This is precisely what George W. Bush meant when he told the UN that it had to follow his lead or risk being by-passed and made irrelevant. Even as he and British prime minister Tony Blair were accusing Saddam Hussein of defying UN resolutions, Bush himself was explicitly telling the UN that he would defy it unless it did as he told it. The arrogance and hypocrisy could hardly be more brazen, and the US’s allies got the message. Whether they will obey remains to be seen, because France and other European countries are unwilling to give the US a free hand for fear that their own interests will be damaged. But the point that they need the UN and the US more than the US needs them has been fully established.
Two particularly significant points emerge from this situation. First, all this is relevant only to the major powers in the UN: the US, its western allies, and others it chooses to favour, such as Israel and India. Nowhere in any of this is there room for other countries -Arab countries, for example – to be heard. They have no veto, no standing, no importance. This reality betrays the true nature and purpose of the “international community”. Second, these realities are becoming increasingly clear even to those non-American Westerners who previously regarded the UN as having some legitimacy and weight. The US’s cavalier disregard for the UN has been greeted with indignation by analysts and commentators in Canada, Britain, France, Germany, Italy, Australia and New Zealand, and even by some in the US itself. This indignation is a first step towards understanding how the West’s victims see it.

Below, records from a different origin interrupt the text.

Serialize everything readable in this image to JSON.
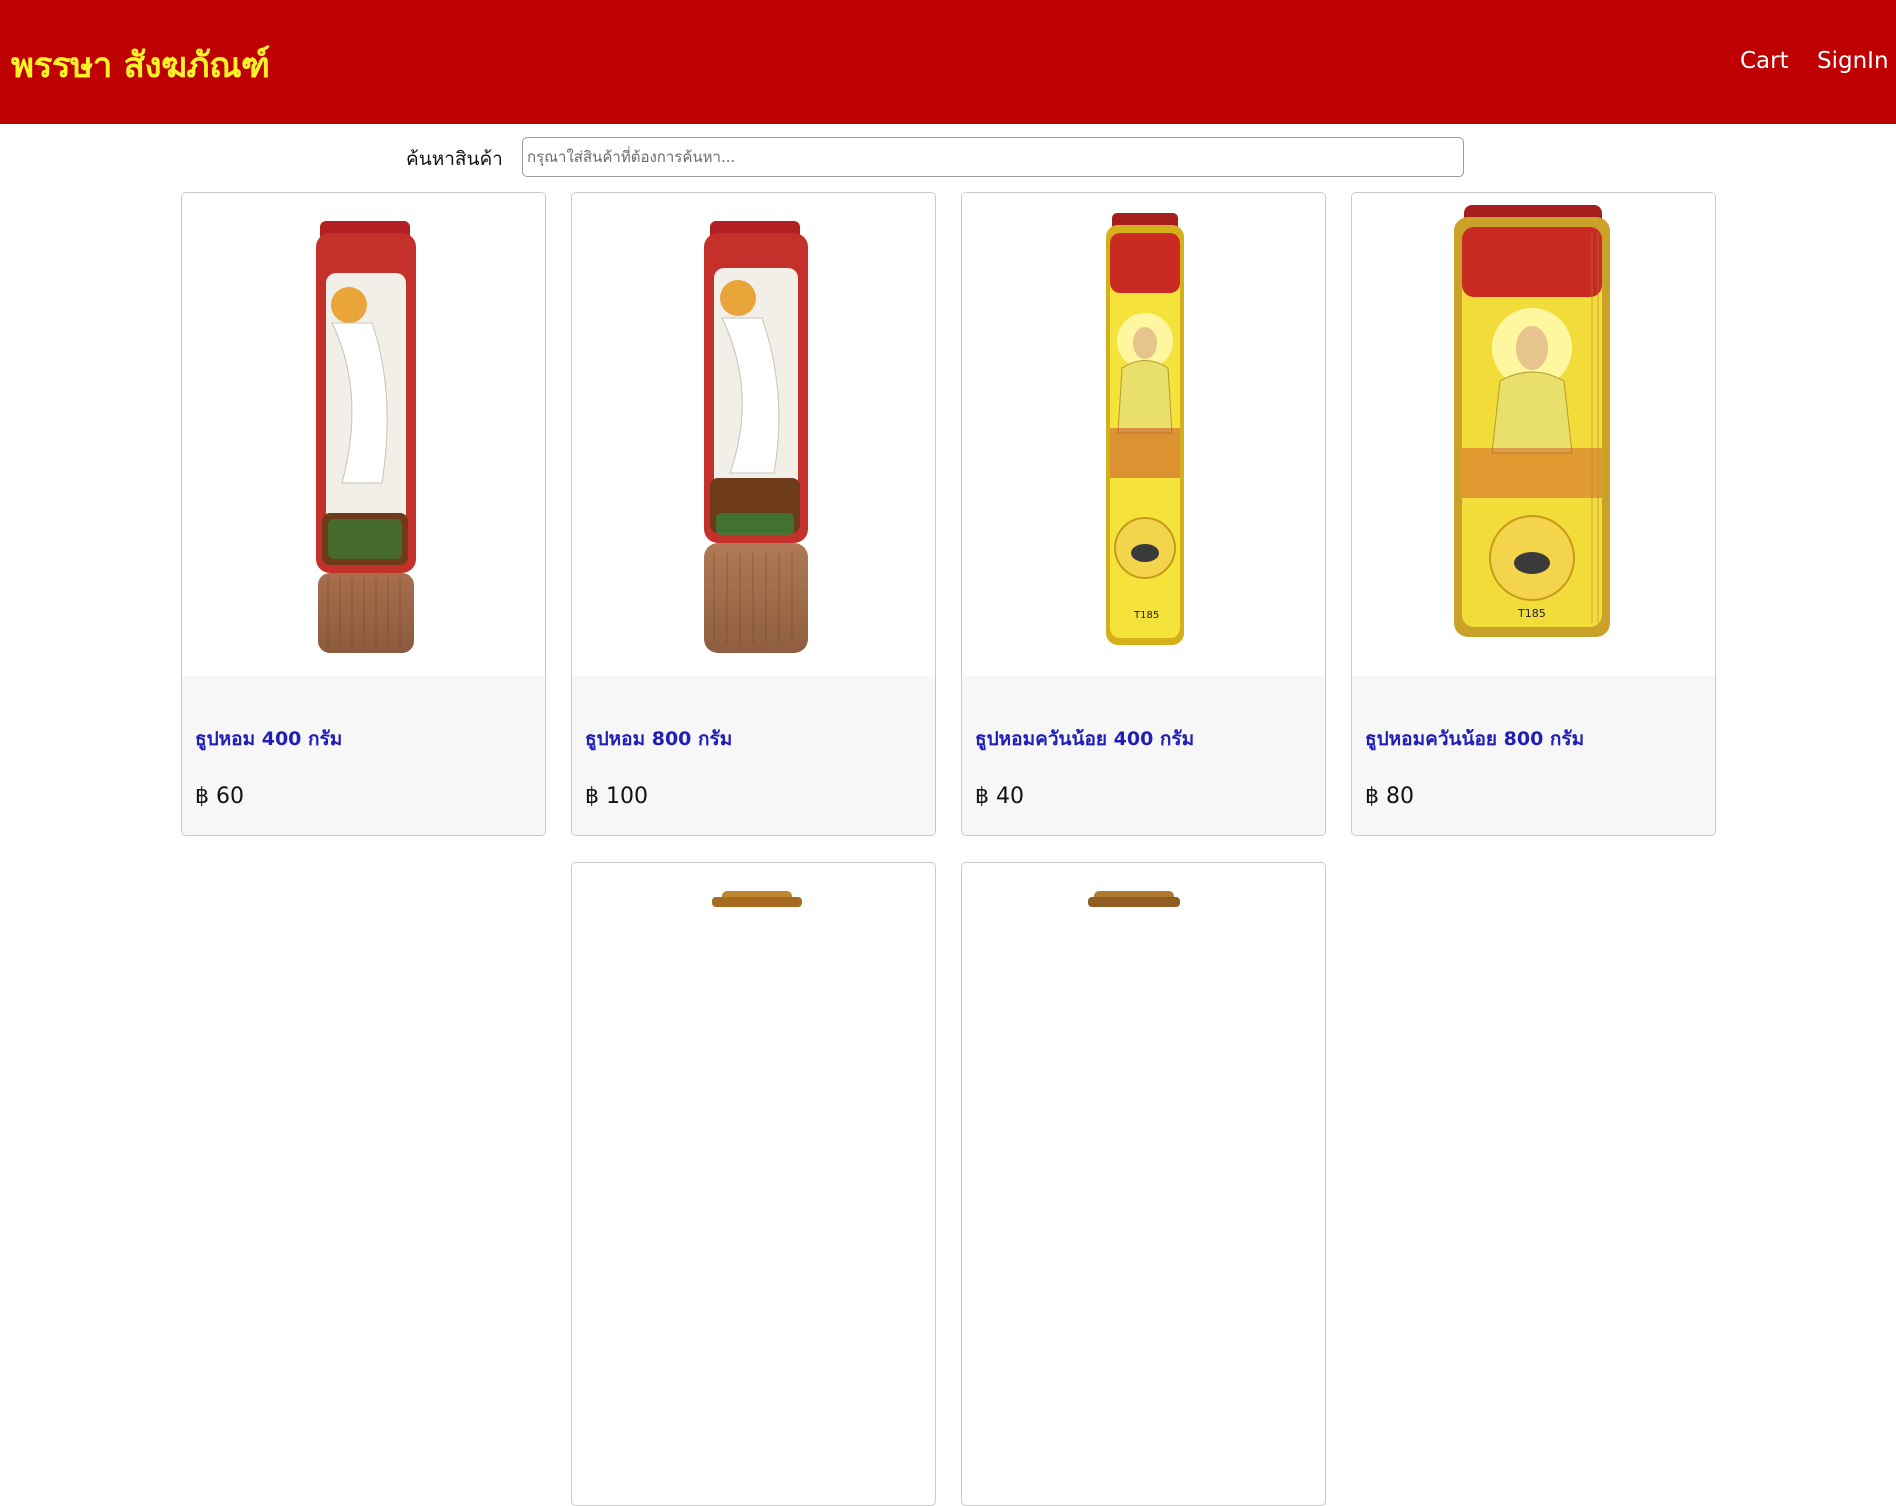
{
  "header": {
    "brand": "พรรษา สังฆภัณฑ์",
    "nav": {
      "cart_label": "Cart",
      "signin_label": "SignIn"
    }
  },
  "search": {
    "label": "ค้นหาสินค้า",
    "placeholder": "กรุณาใส่สินค้าที่ต้องการค้นหา..."
  },
  "products": [
    {
      "title": "ธูปหอม 400 กรัม",
      "price": "฿ 60"
    },
    {
      "title": "ธูปหอม 800 กรัม",
      "price": "฿ 100"
    },
    {
      "title": "ธูปหอมควันน้อย 400 กรัม",
      "price": "฿ 40"
    },
    {
      "title": "ธูปหอมควันน้อย 800 กรัม",
      "price": "฿ 80"
    }
  ],
  "colors": {
    "header_bg": "#bf0000",
    "brand_text": "#fff22a",
    "product_title": "#1f1fb8",
    "card_body_bg": "#f7f7f7"
  }
}
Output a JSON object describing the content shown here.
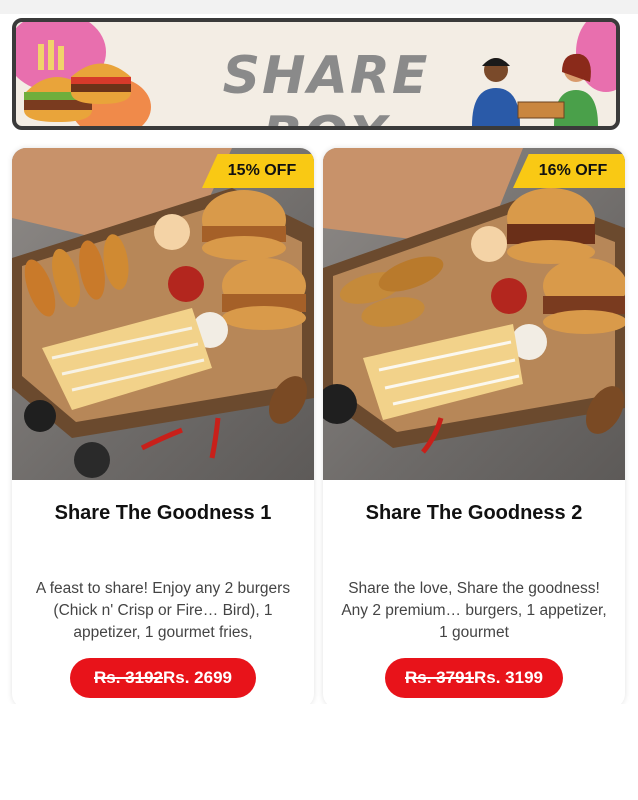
{
  "banner": {
    "title": "SHARE BOX",
    "icons": [
      "burger-illustration-icon",
      "people-sharing-box-illustration-icon"
    ]
  },
  "cards": [
    {
      "discount": "15% OFF",
      "title": "Share The Goodness 1",
      "description": "A feast to share! Enjoy any 2 burgers (Chick n' Crisp or Fire… Bird), 1 appetizer, 1 gourmet fries,",
      "price_old": "Rs. 3192",
      "price_new": "Rs. 2699"
    },
    {
      "discount": "16% OFF",
      "title": "Share The Goodness 2",
      "description": "Share the love, Share the goodness! Any 2 premium… burgers, 1 appetizer, 1 gourmet",
      "price_old": "Rs. 3791",
      "price_new": "Rs. 3199"
    }
  ],
  "colors": {
    "badge": "#f9c914",
    "price_pill": "#e8131a",
    "banner_bg": "#f3ede4",
    "banner_border": "#3a3a3a"
  }
}
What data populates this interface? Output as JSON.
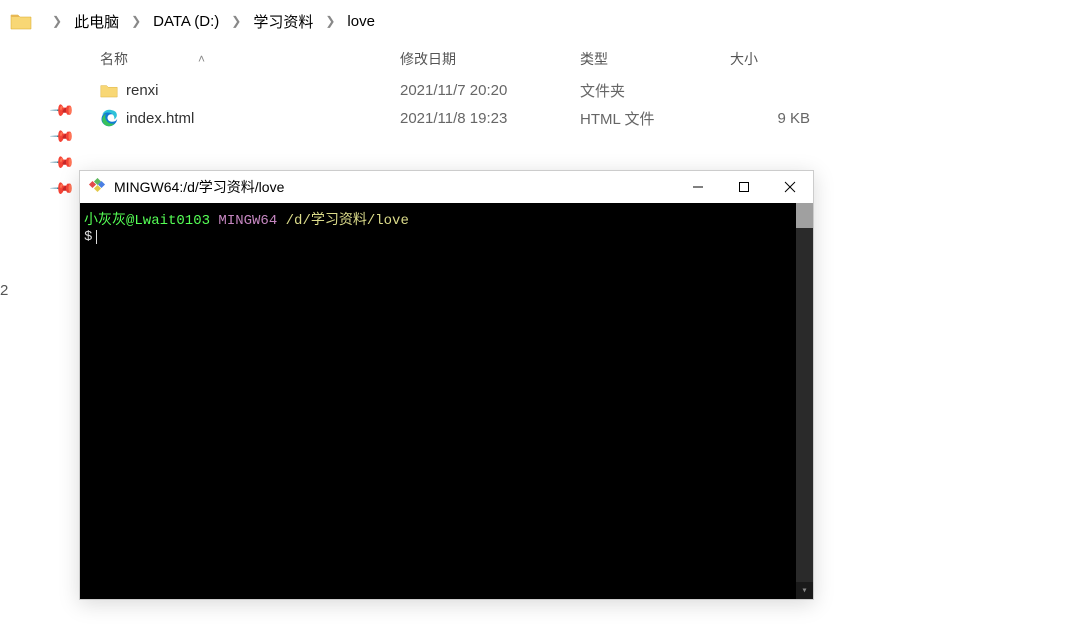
{
  "breadcrumb": {
    "segments": [
      "此电脑",
      "DATA (D:)",
      "学习资料",
      "love"
    ]
  },
  "columns": {
    "name": "名称",
    "date": "修改日期",
    "type": "类型",
    "size": "大小"
  },
  "files": [
    {
      "icon": "folder",
      "name": "renxi",
      "date": "2021/11/7 20:20",
      "type": "文件夹",
      "size": ""
    },
    {
      "icon": "edge",
      "name": "index.html",
      "date": "2021/11/8 19:23",
      "type": "HTML 文件",
      "size": "9 KB"
    }
  ],
  "left_strip": {
    "number": "2"
  },
  "terminal": {
    "title": "MINGW64:/d/学习资料/love",
    "prompt_user": "小灰灰@Lwait0103",
    "prompt_env": "MINGW64",
    "prompt_path": "/d/学习资料/love",
    "prompt_symbol": "$"
  }
}
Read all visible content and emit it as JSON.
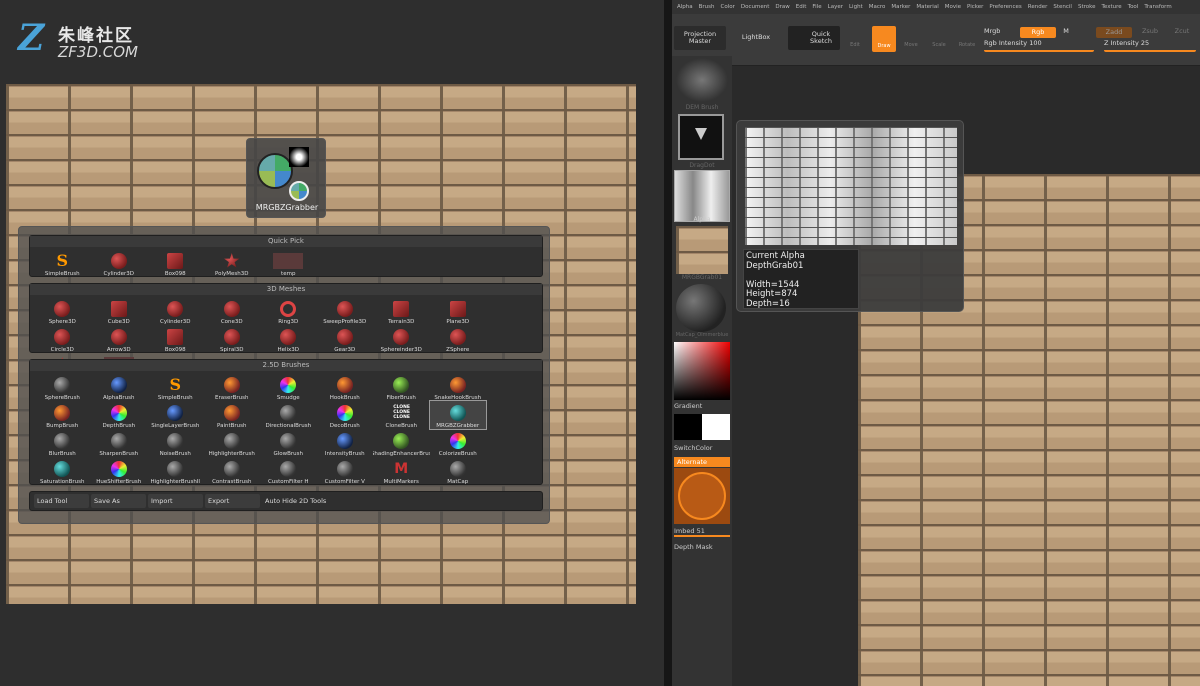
{
  "logo": {
    "glyph": "Z",
    "cn": "朱峰社区",
    "en": "ZF3D.COM"
  },
  "tool_icon": {
    "label": "MRGBZGrabber"
  },
  "quick_pick": {
    "title": "Quick Pick",
    "items": [
      "SimpleBrush",
      "Cylinder3D",
      "Box098",
      "PolyMesh3D",
      "temp"
    ]
  },
  "meshes_3d": {
    "title": "3D Meshes",
    "items": [
      "Sphere3D",
      "Cube3D",
      "Cylinder3D",
      "Cone3D",
      "Ring3D",
      "SweepProfile3D",
      "Terrain3D",
      "Plane3D",
      "Circle3D",
      "Arrow3D",
      "Box098",
      "Spiral3D",
      "Helix3D",
      "Gear3D",
      "Sphereinder3D",
      "ZSphere",
      "PolyMesh3D",
      "temp"
    ]
  },
  "brushes_25d": {
    "title": "2.5D Brushes",
    "items": [
      "SphereBrush",
      "AlphaBrush",
      "SimpleBrush",
      "EraserBrush",
      "Smudge",
      "HookBrush",
      "FiberBrush",
      "SnakeHookBrush",
      "BumpBrush",
      "DepthBrush",
      "SingleLayerBrush",
      "PaintBrush",
      "DirectionalBrush",
      "DecoBrush",
      "CloneBrush",
      "MRGBZGrabber",
      "BlurBrush",
      "SharpenBrush",
      "NoiseBrush",
      "HighlighterBrush",
      "GlowBrush",
      "IntensityBrush",
      "ShadingEnhancerBrus",
      "ColorizeBrush",
      "SaturationBrush",
      "HueShifterBrush",
      "HighlighterBrushII",
      "ContrastBrush",
      "CustomFilter H",
      "CustomFilter V",
      "MultiMarkers",
      "MatCap"
    ],
    "clone_text": "CLONE\nCLONE\nCLONE"
  },
  "bottom": {
    "load": "Load Tool",
    "save": "Save As",
    "import": "Import",
    "export": "Export",
    "autohide": "Auto Hide 2D Tools"
  },
  "menu": [
    "Alpha",
    "Brush",
    "Color",
    "Document",
    "Draw",
    "Edit",
    "File",
    "Layer",
    "Light",
    "Macro",
    "Marker",
    "Material",
    "Movie",
    "Picker",
    "Preferences",
    "Render",
    "Stencil",
    "Stroke",
    "Texture",
    "Tool",
    "Transform"
  ],
  "topbar": {
    "projection": "Projection\nMaster",
    "lightbox": "LightBox",
    "quicksketch": "Quick\nSketch",
    "edit": "Edit",
    "draw": "Draw",
    "move": "Move",
    "scale": "Scale",
    "rotate": "Rotate",
    "mrgb": "Mrgb",
    "rgb": "Rgb",
    "m": "M",
    "zadd": "Zadd",
    "zsub": "Zsub",
    "zcut": "Zcut",
    "rgb_intensity": "Rgb Intensity 100",
    "z_intensity": "Z Intensity 25"
  },
  "shelf": {
    "brush": "DEM Brush",
    "stroke": "DragDot",
    "alpha": "Alpha",
    "texture": "MRGBGrab01",
    "material": "MatCap_Olmmerblue",
    "gradient": "Gradient",
    "switchcolor": "SwitchColor",
    "alternate": "Alternate",
    "imbed": "Imbed 51",
    "depthmask": "Depth Mask"
  },
  "tooltip": {
    "text": "Current Alpha\nDepthGrab01\n\nWidth=1544\nHeight=874\nDepth=16"
  }
}
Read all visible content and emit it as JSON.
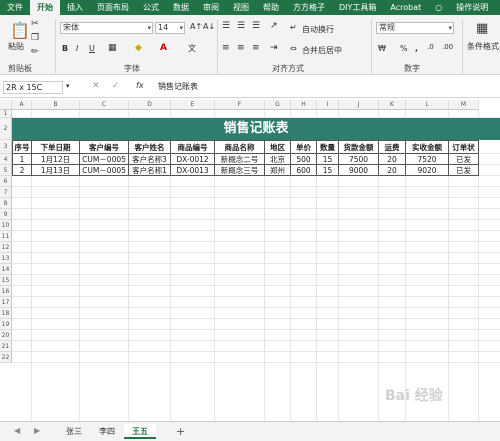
{
  "menu": {
    "tabs": [
      "文件",
      "开始",
      "插入",
      "页面布局",
      "公式",
      "数据",
      "审阅",
      "视图",
      "帮助",
      "方方格子",
      "DIY工具箱",
      "Acrobat"
    ],
    "lightbulb_label": "操作说明"
  },
  "ribbon": {
    "paste_label": "粘贴",
    "clipboard_label": "剪贴板",
    "font_name": "宋体",
    "font_size": "14",
    "bold": "B",
    "italic": "I",
    "underline": "U",
    "font_label": "字体",
    "align_label": "对齐方式",
    "wrap_label": "自动换行",
    "merge_label": "合并后居中",
    "number_format": "常规",
    "currency": "₩",
    "percent": "%",
    "comma": ",",
    "number_label": "数字",
    "cond_format_label": "条件格式"
  },
  "formula_bar": {
    "name_box": "2R x 15C",
    "fx": "fx",
    "formula": "销售记账表"
  },
  "columns": [
    "A",
    "B",
    "C",
    "D",
    "E",
    "F",
    "G",
    "H",
    "I",
    "J",
    "K",
    "L",
    "M"
  ],
  "rows": [
    "1",
    "2",
    "3",
    "4",
    "5",
    "6",
    "7",
    "8",
    "9",
    "10",
    "11",
    "12",
    "13",
    "14",
    "15",
    "16",
    "17",
    "18",
    "19",
    "20",
    "21",
    "22"
  ],
  "sheet": {
    "title": "销售记账表",
    "headers": [
      "序号",
      "下单日期",
      "客户编号",
      "客户姓名",
      "商品编号",
      "商品名称",
      "地区",
      "单价",
      "数量",
      "货款金额",
      "运费",
      "实收金额",
      "订单状"
    ],
    "data": [
      [
        "1",
        "1月12日",
        "CUM－0005",
        "客户名称3",
        "DX-0012",
        "新概念二号",
        "北京",
        "500",
        "15",
        "7500",
        "20",
        "7520",
        "已发"
      ],
      [
        "2",
        "1月13日",
        "CUM－0005",
        "客户名称1",
        "DX-0013",
        "新概念三号",
        "郑州",
        "600",
        "15",
        "9000",
        "20",
        "9020",
        "已发"
      ]
    ]
  },
  "sheet_tabs": [
    "张三",
    "李四",
    "王五"
  ],
  "add_sheet": "+",
  "watermark": "Bai 经验"
}
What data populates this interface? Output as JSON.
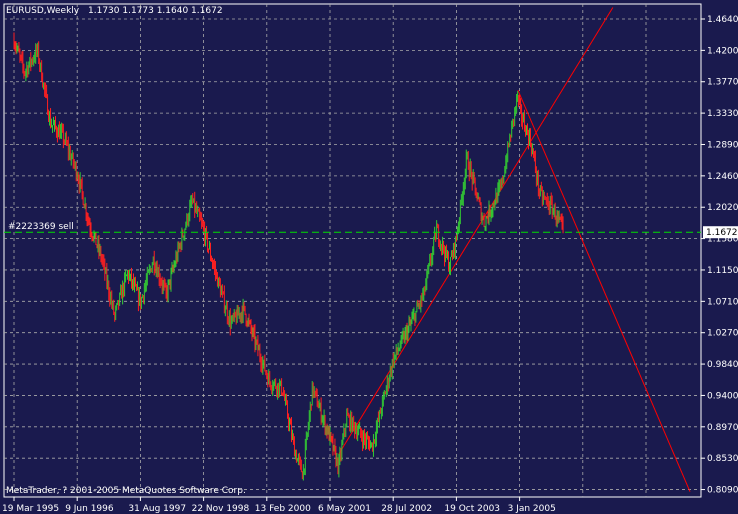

The reality is that the international order, including the UN, has no more legitimacy or authority than Iraq’s parliament has. Everyone knows that, in Baghdad, Saddam’s word is what counts, and that the political apparatus below him is a board game on which cronies manoeuvre for Saddam’s favour and try to maximise their gains. Precisely the same is true of the UN and the international order vis a vis Washington. Everyone understands why Iraqis oppose Saddam and pray for the collapse of his regime and its institutions. So they should understand how most of the world feels about the US and those who choose to work with it instead of opposing it.
Mr. Iqbal Siddiqui is Editor of Crescent International and Research Fellow at the Institute of Islamic Contemporary Thought.